The rally in the Nikkei 225 (up 2.32%), Shanghai Composite (up 1.55%) and Europe in general (EURO STOXX 50 up 1.47%) didn't spill over into the US. The pre-market Durable Goods report was worse than expected. The S&P 500 opened in the green but then slipped to its intraday low less than an hour later. A rally off a higher low during the lunch hour showed signs of promise, but the final hour of trading brought the index to a flat finish, up one basis point.
Here is a 10-minute look at the week so far with yesterday's narrow trading range highlighted.
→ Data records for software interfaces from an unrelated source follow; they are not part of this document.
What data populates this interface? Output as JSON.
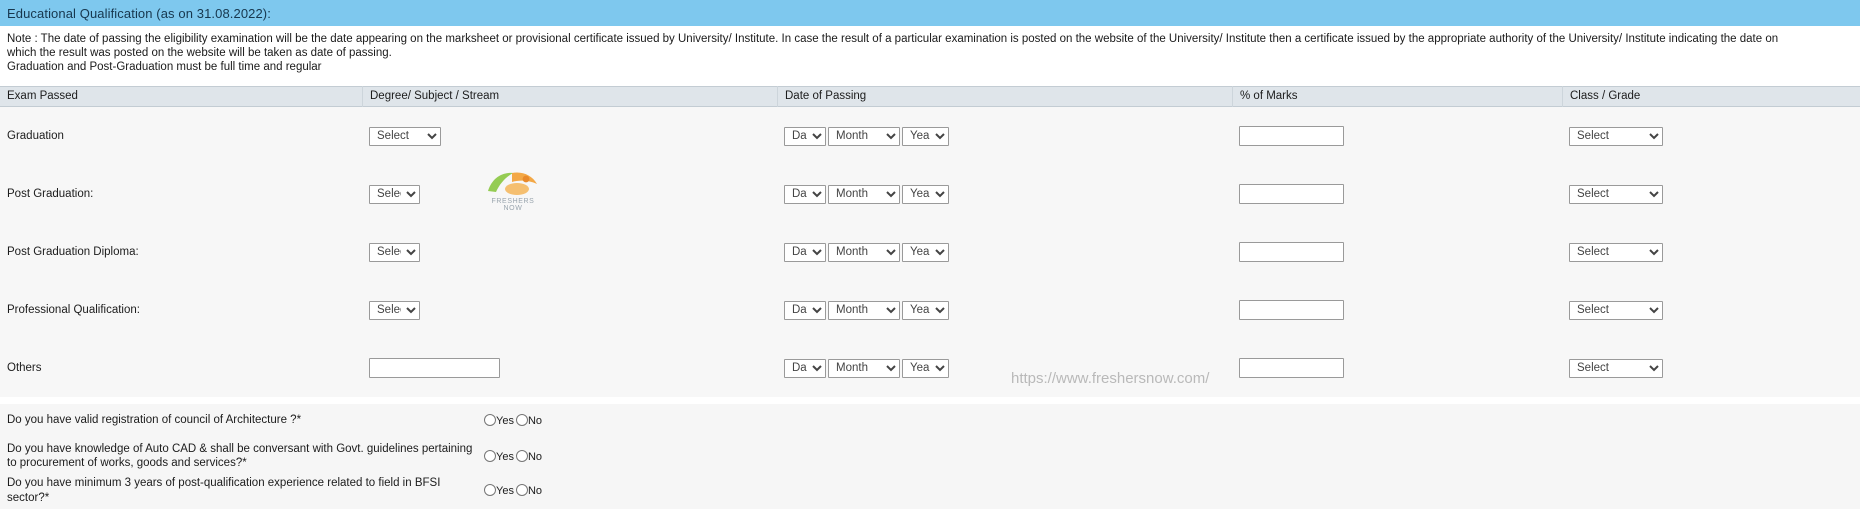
{
  "section": {
    "title": "Educational Qualification (as on 31.08.2022):",
    "bar_color": "#7ec8ee"
  },
  "note": {
    "line1": "Note : The date of passing the eligibility examination will be the date appearing on the marksheet or provisional certificate issued by University/ Institute. In case the result of a particular examination is posted on the website of the University/ Institute then a certificate issued by the appropriate authority of the University/ Institute indicating the date on",
    "line2": "which the result was posted on the website will be taken as date of passing.",
    "line3": "Graduation and Post-Graduation must be full time and regular"
  },
  "table": {
    "headers": {
      "exam": "Exam Passed",
      "degree": "Degree/ Subject / Stream",
      "date": "Date of Passing",
      "marks": "% of Marks",
      "class": "Class / Grade"
    },
    "placeholders": {
      "select": "Select",
      "day": "Day",
      "month": "Month",
      "year": "Year",
      "marks": "",
      "others_text": ""
    },
    "rows": [
      {
        "label": "Graduation",
        "degree_control": "select-wide",
        "degree_value": "Select",
        "day": "Day",
        "month": "Month",
        "year": "Year",
        "marks": "",
        "grade": "Select"
      },
      {
        "label": "Post Graduation:",
        "degree_control": "select",
        "degree_value": "Select",
        "day": "Day",
        "month": "Month",
        "year": "Year",
        "marks": "",
        "grade": "Select"
      },
      {
        "label": "Post Graduation Diploma:",
        "degree_control": "select",
        "degree_value": "Select",
        "day": "Day",
        "month": "Month",
        "year": "Year",
        "marks": "",
        "grade": "Select"
      },
      {
        "label": "Professional Qualification:",
        "degree_control": "select",
        "degree_value": "Select",
        "day": "Day",
        "month": "Month",
        "year": "Year",
        "marks": "",
        "grade": "Select"
      },
      {
        "label": "Others",
        "degree_control": "text",
        "degree_value": "",
        "day": "Day",
        "month": "Month",
        "year": "Year",
        "marks": "",
        "grade": "Select"
      }
    ]
  },
  "questions": {
    "items": [
      {
        "text": "Do you have valid registration of council of Architecture ?*",
        "yes": "Yes",
        "no": "No"
      },
      {
        "text": "Do you have knowledge of Auto CAD & shall be conversant with Govt. guidelines pertaining to procurement of works, goods and services?*",
        "yes": "Yes",
        "no": "No"
      },
      {
        "text": "Do you have minimum 3 years of post-qualification experience related to field in BFSI sector?*",
        "yes": "Yes",
        "no": "No"
      }
    ]
  },
  "watermarks": {
    "url": "https://www.freshersnow.com/",
    "brand": "FRESHERS NOW"
  }
}
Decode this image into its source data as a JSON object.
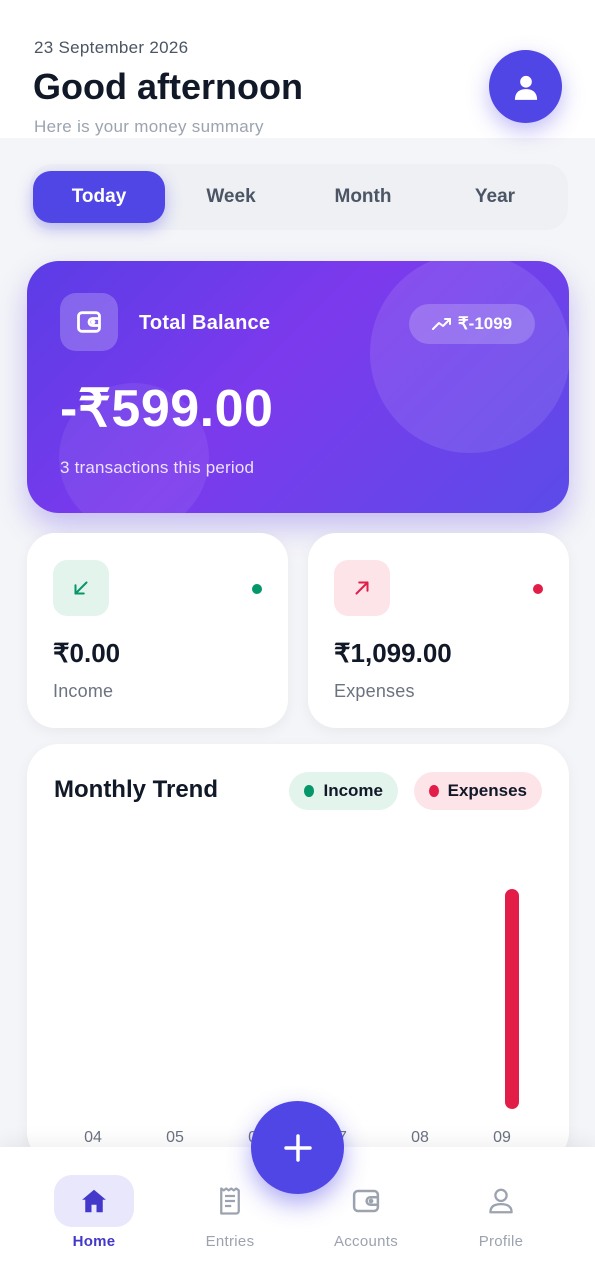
{
  "header": {
    "date": "23 September 2026",
    "greeting": "Good afternoon",
    "subtitle": "Here is your money summary",
    "avatar_icon": "user-icon"
  },
  "tabs": [
    {
      "label": "Today",
      "active": true
    },
    {
      "label": "Week",
      "active": false
    },
    {
      "label": "Month",
      "active": false
    },
    {
      "label": "Year",
      "active": false
    }
  ],
  "balance": {
    "icon": "wallet-icon",
    "title": "Total Balance",
    "trend_icon": "trending-icon",
    "trend_value": "₹-1099",
    "amount": "-₹599.00",
    "transactions": "3 transactions this period"
  },
  "income": {
    "icon": "arrow-down-left-icon",
    "amount": "₹0.00",
    "label": "Income",
    "color": "#059669"
  },
  "expenses": {
    "icon": "arrow-up-right-icon",
    "amount": "₹1,099.00",
    "label": "Expenses",
    "color": "#e11d48"
  },
  "trend": {
    "title": "Monthly Trend",
    "legend_income": "Income",
    "legend_expenses": "Expenses"
  },
  "chart_data": {
    "type": "bar",
    "title": "Monthly Trend",
    "categories": [
      "04",
      "05",
      "06",
      "07",
      "08",
      "09"
    ],
    "series": [
      {
        "name": "Income",
        "values": [
          0,
          0,
          0,
          0,
          0,
          0
        ],
        "color": "#059669"
      },
      {
        "name": "Expenses",
        "values": [
          0,
          0,
          0,
          0,
          0,
          1099
        ],
        "color": "#e11d48"
      }
    ],
    "ylim": [
      0,
      1099
    ],
    "grid": false,
    "legend": "top-right"
  },
  "nav": {
    "items": [
      {
        "label": "Home",
        "icon": "home-icon",
        "active": true
      },
      {
        "label": "Entries",
        "icon": "receipt-icon",
        "active": false
      },
      {
        "label": "Accounts",
        "icon": "wallet-icon",
        "active": false
      },
      {
        "label": "Profile",
        "icon": "user-icon",
        "active": false
      }
    ],
    "fab_icon": "plus-icon"
  },
  "colors": {
    "accent": "#4f46e5",
    "income": "#059669",
    "expenses": "#e11d48",
    "background": "#f4f5f8"
  }
}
Only seven of the 78 market days in 2013 have had a narrower range.
Even though the index went nowhere, it did so on 8% above average volume ... and that's without the benefit of a bogus tweet.
The S&P 500 is now up 10.70% for 2013 and 0.92% below the all-time closing high of April 11th.
(click to enlarge)
For a better sense of how these declines figure into a larger historical context, here's a long-term view of secular bull and bear markets in the S&P Composite since 1871.